(iv) Other relevant information or requirements under acts and executive orders
Administrative Procedure Act, 5 U.S.C. §§ 551 et seq.
On June 21, 2010, EPA published a proposed rule. 75 Fed. Reg. 35,128. EPA stated that it reviewed all the comments and additional data received. EPA responded to the comments in the final rule.
Paperwork Reduction Act (PRA), 44 U.S.C. §§ 3501-3520
EPA determined that this final rule contains information collection requirements under the Act. These information collection requirements will be submitted to the Office of Management and Budget (OMB) for review and have been assigned OMB Control Number 2050-0053. EPA estimates that the total number of respondents will be 486 and the total estimated burden will be approximately 358,957 hours with a total estimated annual cost of approximately $64,007,121. EPA estimates the 3-year burden to be 1,076,871 hours with a 3-year total cost to be $192,021,364 (composed of $68,683,824 in labor costs and $123,337,540 in operations and maintenance).
Statutory authorization for the rule
EPA stated that it promulgated this final rule under the authority of subsections (d) and (e) of section 1345 of title 33 and sections 6907(a)(3), 6912(a)(1), and 6944(a) of title 42, United States Code.

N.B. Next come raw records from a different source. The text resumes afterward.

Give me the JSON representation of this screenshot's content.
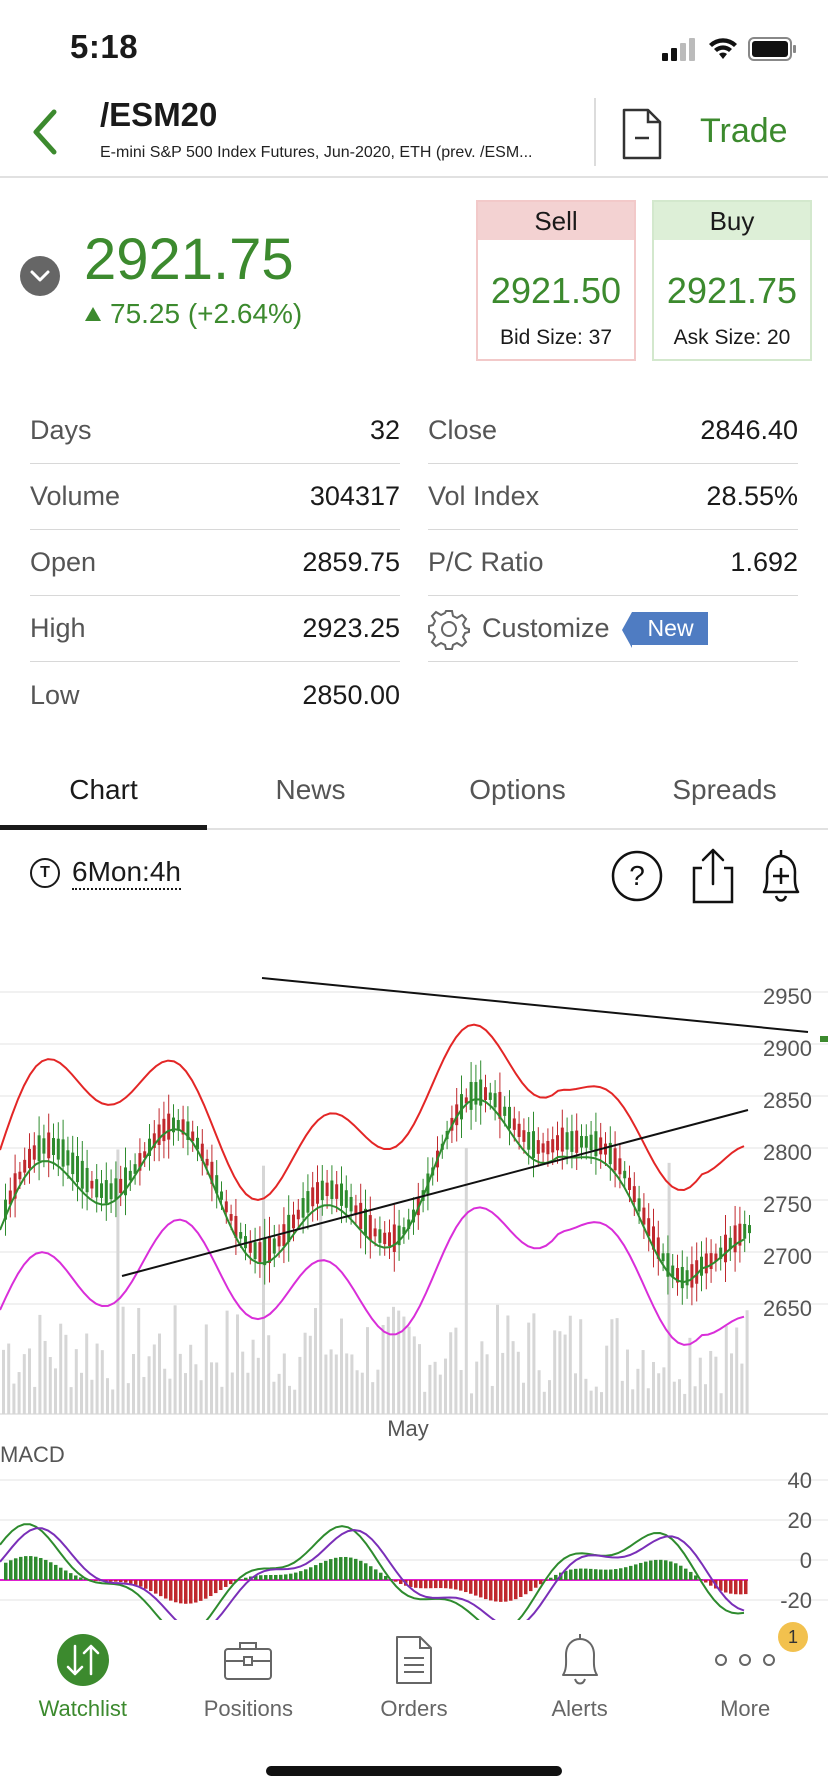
{
  "status": {
    "time": "5:18"
  },
  "header": {
    "symbol": "/ESM20",
    "description": "E-mini S&P 500 Index Futures, Jun-2020, ETH (prev. /ESM...",
    "trade_label": "Trade"
  },
  "quote": {
    "last": "2921.75",
    "change": "75.25 (+2.64%)",
    "sell": {
      "label": "Sell",
      "price": "2921.50",
      "size": "Bid Size: 37"
    },
    "buy": {
      "label": "Buy",
      "price": "2921.75",
      "size": "Ask Size: 20"
    }
  },
  "stats": {
    "left": [
      {
        "label": "Days",
        "value": "32"
      },
      {
        "label": "Volume",
        "value": "304317"
      },
      {
        "label": "Open",
        "value": "2859.75"
      },
      {
        "label": "High",
        "value": "2923.25"
      },
      {
        "label": "Low",
        "value": "2850.00"
      }
    ],
    "right": [
      {
        "label": "Close",
        "value": "2846.40"
      },
      {
        "label": "Vol Index",
        "value": "28.55%"
      },
      {
        "label": "P/C Ratio",
        "value": "1.692"
      }
    ],
    "customize_label": "Customize",
    "new_badge": "New"
  },
  "tabs": [
    "Chart",
    "News",
    "Options",
    "Spreads"
  ],
  "chart_toolbar": {
    "timeframe_icon": "T",
    "timeframe": "6Mon:4h"
  },
  "chart": {
    "price_ticks": [
      "2950",
      "2900",
      "2850",
      "2800",
      "2750",
      "2700",
      "2650"
    ],
    "month_label": "May",
    "macd_label": "MACD",
    "macd_ticks": [
      "40",
      "20",
      "0",
      "-20"
    ]
  },
  "colors": {
    "accent_green": "#3c8a2e",
    "down_red": "#c0282d",
    "bollinger_upper": "#e32626",
    "moving_average": "#2e8b2e",
    "bollinger_lower": "#d92ed9",
    "volume_gray": "#d6d6d6",
    "new_badge_blue": "#4f7cc2"
  },
  "tabbar": {
    "items": [
      {
        "label": "Watchlist",
        "icon": "watchlist-arrows-icon"
      },
      {
        "label": "Positions",
        "icon": "briefcase-icon"
      },
      {
        "label": "Orders",
        "icon": "document-icon"
      },
      {
        "label": "Alerts",
        "icon": "bell-icon"
      },
      {
        "label": "More",
        "icon": "more-dots-icon"
      }
    ],
    "more_badge": "1"
  }
}
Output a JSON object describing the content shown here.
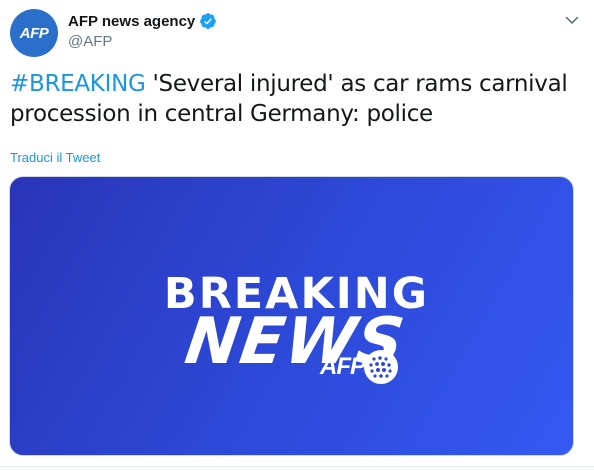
{
  "author": {
    "name": "AFP news agency",
    "handle": "@AFP",
    "avatar_label": "AFP",
    "verified": true
  },
  "tweet": {
    "hashtag": "#BREAKING",
    "text": " 'Several injured' as car rams carnival procession in central Germany: police",
    "translate_label": "Traduci il Tweet"
  },
  "media": {
    "line1": "BREAKING",
    "line2": "NEWS",
    "logo_label": "AFP"
  },
  "colors": {
    "link": "#1b95e0",
    "verified": "#1da1f2",
    "media_gradient_start": "#2a34b8",
    "media_gradient_end": "#3459f2"
  },
  "icons": {
    "verified": "verified-badge-icon",
    "menu": "chevron-down-icon",
    "logo_globe": "globe-icon"
  }
}
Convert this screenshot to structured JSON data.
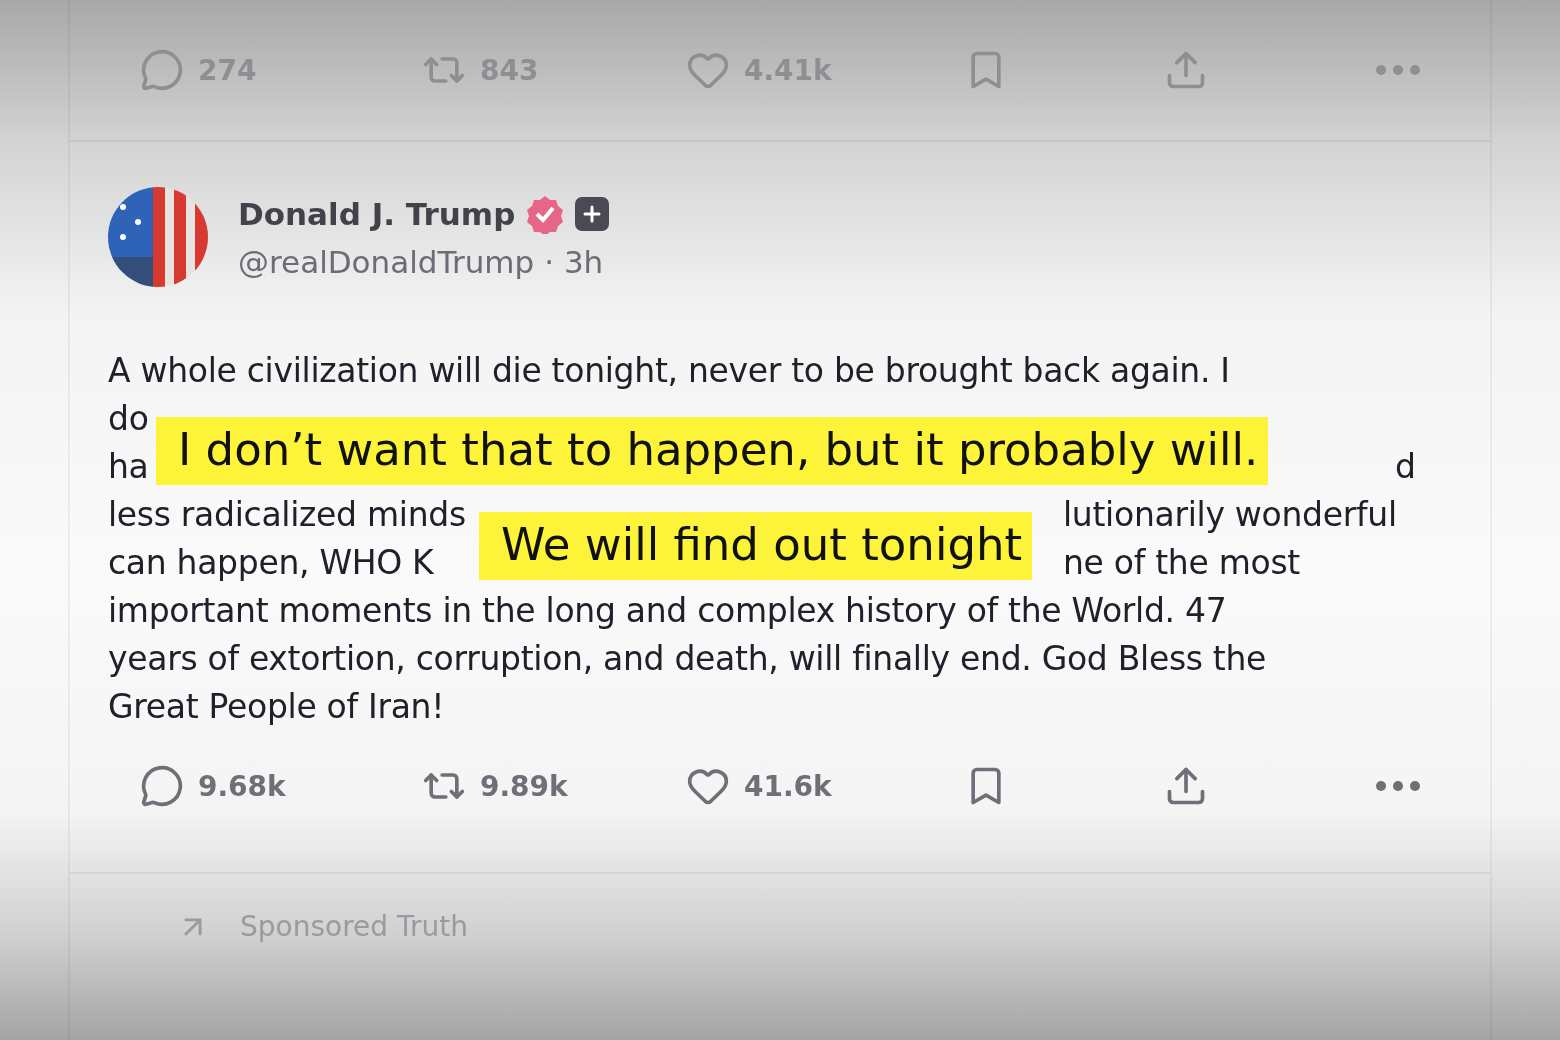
{
  "previous_post_actions": [
    {
      "kind": "reply",
      "count": "274"
    },
    {
      "kind": "repost",
      "count": "843"
    },
    {
      "kind": "like",
      "count": "4.41k"
    },
    {
      "kind": "bookmark"
    },
    {
      "kind": "share"
    },
    {
      "kind": "more"
    }
  ],
  "post": {
    "author": "Donald J. Trump",
    "verified": true,
    "handle": "@realDonaldTrump",
    "time": "· 3h",
    "body_lines": [
      [
        "A whole civilization will die tonight, never to be brought back again. I"
      ],
      [
        "do"
      ],
      [
        "ha",
        "d"
      ],
      [
        "less radicalized minds",
        "lutionarily wonderful"
      ],
      [
        "can happen, WHO K",
        "ne of the most"
      ],
      [
        "important moments in the long and complex history of the World. 47"
      ],
      [
        "years of extortion, corruption, and death, will finally end. God Bless the"
      ],
      [
        "Great People of Iran!"
      ]
    ],
    "actions": [
      {
        "kind": "reply",
        "count": "9.68k"
      },
      {
        "kind": "repost",
        "count": "9.89k"
      },
      {
        "kind": "like",
        "count": "41.6k"
      },
      {
        "kind": "bookmark"
      },
      {
        "kind": "share"
      },
      {
        "kind": "more"
      }
    ]
  },
  "highlights": [
    "I don’t want that to happen, but it probably will.",
    "We will find out tonight"
  ],
  "sponsored": {
    "label": "Sponsored Truth"
  }
}
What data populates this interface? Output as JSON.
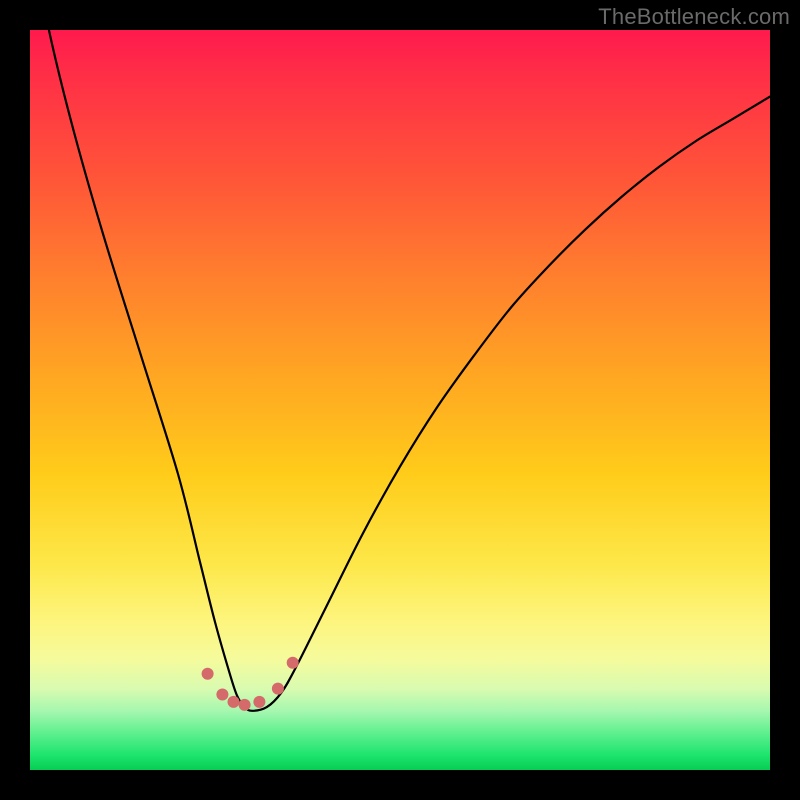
{
  "watermark": "TheBottleneck.com",
  "chart_data": {
    "type": "line",
    "title": "",
    "xlabel": "",
    "ylabel": "",
    "xlim": [
      0,
      100
    ],
    "ylim": [
      0,
      100
    ],
    "grid": false,
    "legend": false,
    "series": [
      {
        "name": "bottleneck-curve",
        "x": [
          0,
          1,
          3,
          6,
          10,
          15,
          20,
          23,
          25,
          27,
          28,
          29,
          30,
          32,
          34,
          36,
          40,
          45,
          50,
          55,
          60,
          65,
          70,
          75,
          80,
          85,
          90,
          95,
          100
        ],
        "values": [
          115,
          108,
          98,
          86,
          72,
          56,
          40,
          28,
          20,
          13,
          10,
          8.5,
          8,
          8.5,
          10.5,
          14,
          22,
          32,
          41,
          49,
          56,
          62.5,
          68,
          73,
          77.5,
          81.5,
          85,
          88,
          91
        ]
      }
    ],
    "optimal_points": {
      "name": "optimal-range-dots",
      "x": [
        24,
        26,
        27.5,
        29,
        31,
        33.5,
        35.5
      ],
      "values": [
        13,
        10.2,
        9.2,
        8.8,
        9.2,
        11,
        14.5
      ]
    },
    "background_gradient": {
      "top": "#ff1a4d",
      "upper": "#ff7e2e",
      "mid": "#ffcc1a",
      "lower": "#fdf57e",
      "bottom": "#07cd54"
    },
    "curve_color": "#000000",
    "dot_color": "#d46a6a",
    "frame_color": "#000000"
  }
}
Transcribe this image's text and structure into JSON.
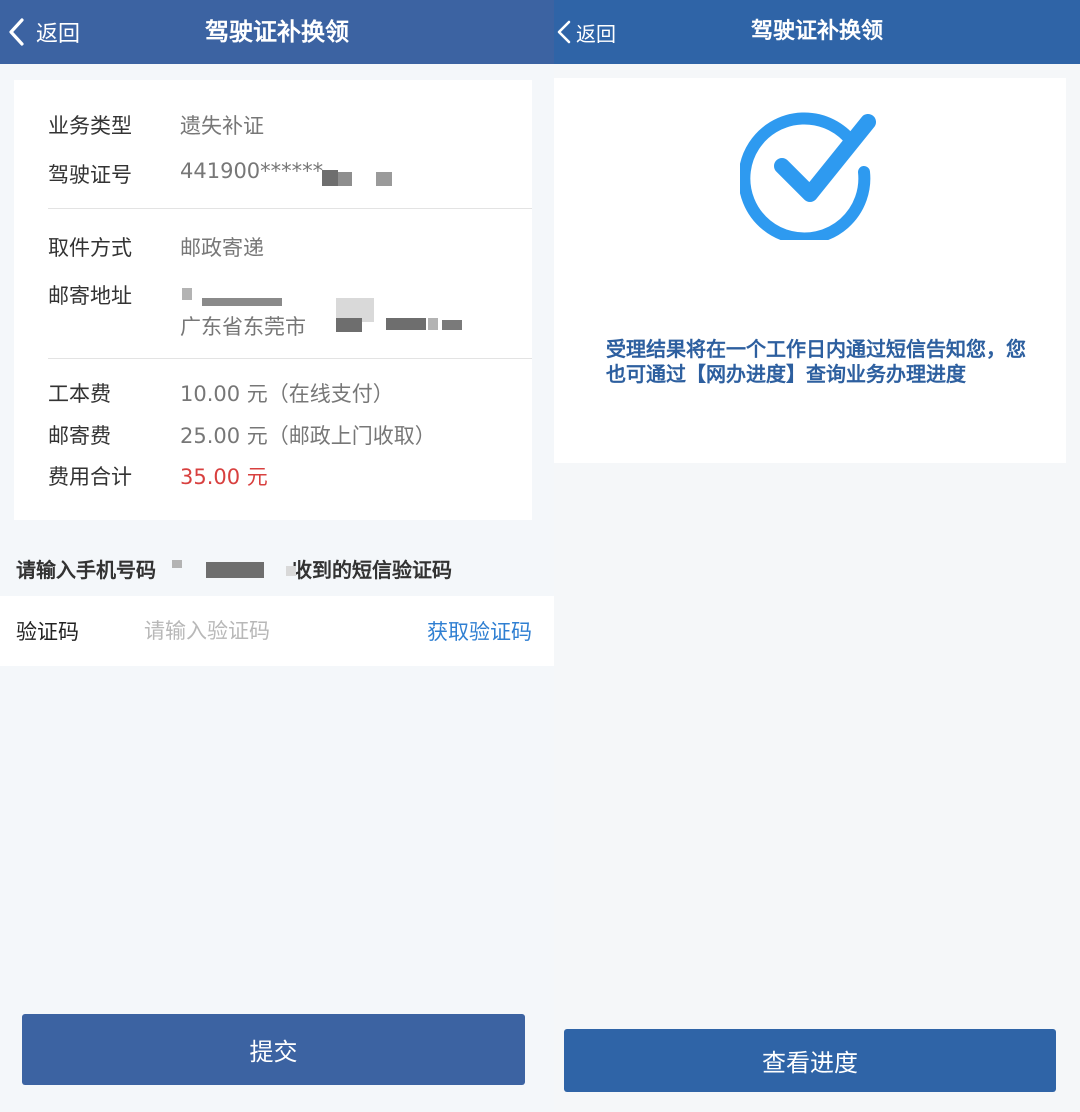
{
  "left": {
    "nav": {
      "back_label": "返回",
      "title": "驾驶证补换领"
    },
    "rows": {
      "business_type": {
        "label": "业务类型",
        "value": "遗失补证"
      },
      "license_no": {
        "label": "驾驶证号",
        "value": "441900******"
      },
      "pickup": {
        "label": "取件方式",
        "value": "邮政寄递"
      },
      "address": {
        "label": "邮寄地址",
        "value": "广东省东莞市"
      },
      "work_fee": {
        "label": "工本费",
        "value": "10.00 元（在线支付）"
      },
      "postage": {
        "label": "邮寄费",
        "value": "25.00 元（邮政上门收取）"
      },
      "total": {
        "label": "费用合计",
        "value": "35.00 元"
      }
    },
    "sms_hint_prefix": "请输入手机号码",
    "sms_hint_suffix": "收到的短信验证码",
    "code": {
      "label": "验证码",
      "placeholder": "请输入验证码",
      "get_code": "获取验证码"
    },
    "submit_label": "提交"
  },
  "right": {
    "nav": {
      "back_label": "返回",
      "title": "驾驶证补换领"
    },
    "icon": "check-circle-icon",
    "result_text": "受理结果将在一个工作日内通过短信告知您，您也可通过【网办进度】查询业务办理进度",
    "progress_button": "查看进度"
  },
  "colors": {
    "nav_left": "#3c63a2",
    "nav_right": "#2f64a7",
    "accent_blue": "#2f7fd2",
    "total_red": "#d8403f",
    "check_blue": "#2e9af0"
  }
}
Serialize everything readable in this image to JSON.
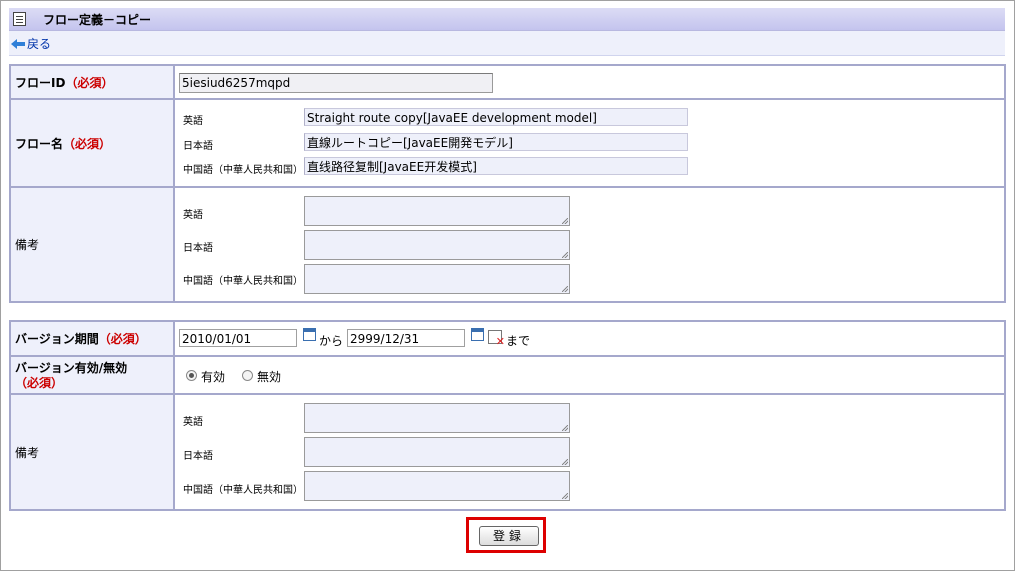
{
  "header": {
    "title": "フロー定義－コピー",
    "back_label": "戻る"
  },
  "flow": {
    "id_label": "フローID",
    "name_label": "フロー名",
    "required": "（必須）",
    "id_value": "5iesiud6257mqpd",
    "name_values": {
      "en": "Straight route copy[JavaEE development model]",
      "ja": "直線ルートコピー[JavaEE開発モデル]",
      "zh": "直线路径复制[JavaEE开发模式]"
    },
    "remarks_label": "備考"
  },
  "languages": {
    "en": "英語",
    "ja": "日本語",
    "zh": "中国語（中華人民共和国）"
  },
  "version": {
    "period_label": "バージョン期間",
    "required": "（必須）",
    "start_date": "2010/01/01",
    "from_text": "から",
    "end_date": "2999/12/31",
    "until_text": "まで",
    "validity_label": "バージョン有効/無効",
    "validity_required": "（必須）",
    "option_valid": "有効",
    "option_invalid": "無効",
    "selected": "有効",
    "remarks_label": "備考"
  },
  "actions": {
    "submit_label": "登録"
  }
}
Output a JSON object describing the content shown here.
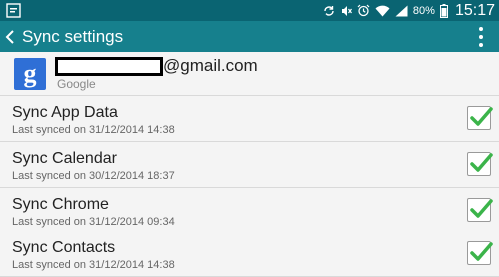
{
  "status_bar": {
    "battery": "80%",
    "time": "15:17",
    "icons": [
      "notification-icon",
      "sync-icon",
      "mute-icon",
      "alarm-icon",
      "wifi-icon",
      "signal-icon",
      "battery-icon"
    ]
  },
  "action_bar": {
    "title": "Sync settings",
    "back_icon": "chevron-left-icon",
    "overflow_icon": "more-vert-icon"
  },
  "account": {
    "email_suffix": "@gmail.com",
    "provider": "Google",
    "icon": "google-icon"
  },
  "sync_items": [
    {
      "title": "Sync App Data",
      "subtitle": "Last synced on 31/12/2014 14:38",
      "checked": true
    },
    {
      "title": "Sync Calendar",
      "subtitle": "Last synced on 30/12/2014 18:37",
      "checked": true
    },
    {
      "title": "Sync Chrome",
      "subtitle": "Last synced on 31/12/2014 09:34",
      "checked": true
    },
    {
      "title": "Sync Contacts",
      "subtitle": "Last synced on 31/12/2014 14:38",
      "checked": true
    }
  ],
  "colors": {
    "status_bar": "#0a6472",
    "action_bar": "#16808d",
    "check": "#3bb44a",
    "background": "#f4f4f4"
  }
}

Executive Order No. 12,866 (Regulatory Planning and Review)
EPA determined that this final rule is economically significant under the Order because it is likely to have an annual effect on the economy of $100 million or more. EPA estimated the total annual cost of this final rule to be $509 million a year using a 7 percent discount rate. Accordingly, EPA submitted this final rule to OMB for review.
Executive Order No. 13,132 (Federalism)
EPA has concluded that this action may have federalism implications because it imposes substantial direct compliance costs on state and local governments, and the federal government will not provide the funds necessary to pay those costs. Based on its Regulatory Impact Analysis, EPA estimates that this final rule may impose a $1.2 million annual cost on state and local governments for implementation of the rule and $36 million in annual direct compliance costs on 57 state and local governments. EPA consulted with state and local officials early in the process of developing the proposed action to permit them to have meaningful and timely input into its development. In developing the regulatory options described in this final action, EPA consulted with 10 national organizations representing state and local elected officials. EPA specifically solicited comment on the proposed action from state and local officials and received comments from over 200 entities representing state and local governments. EPA’s Federalism Official certified that EPA met the Order’s requirements in a meaningful and timely manner.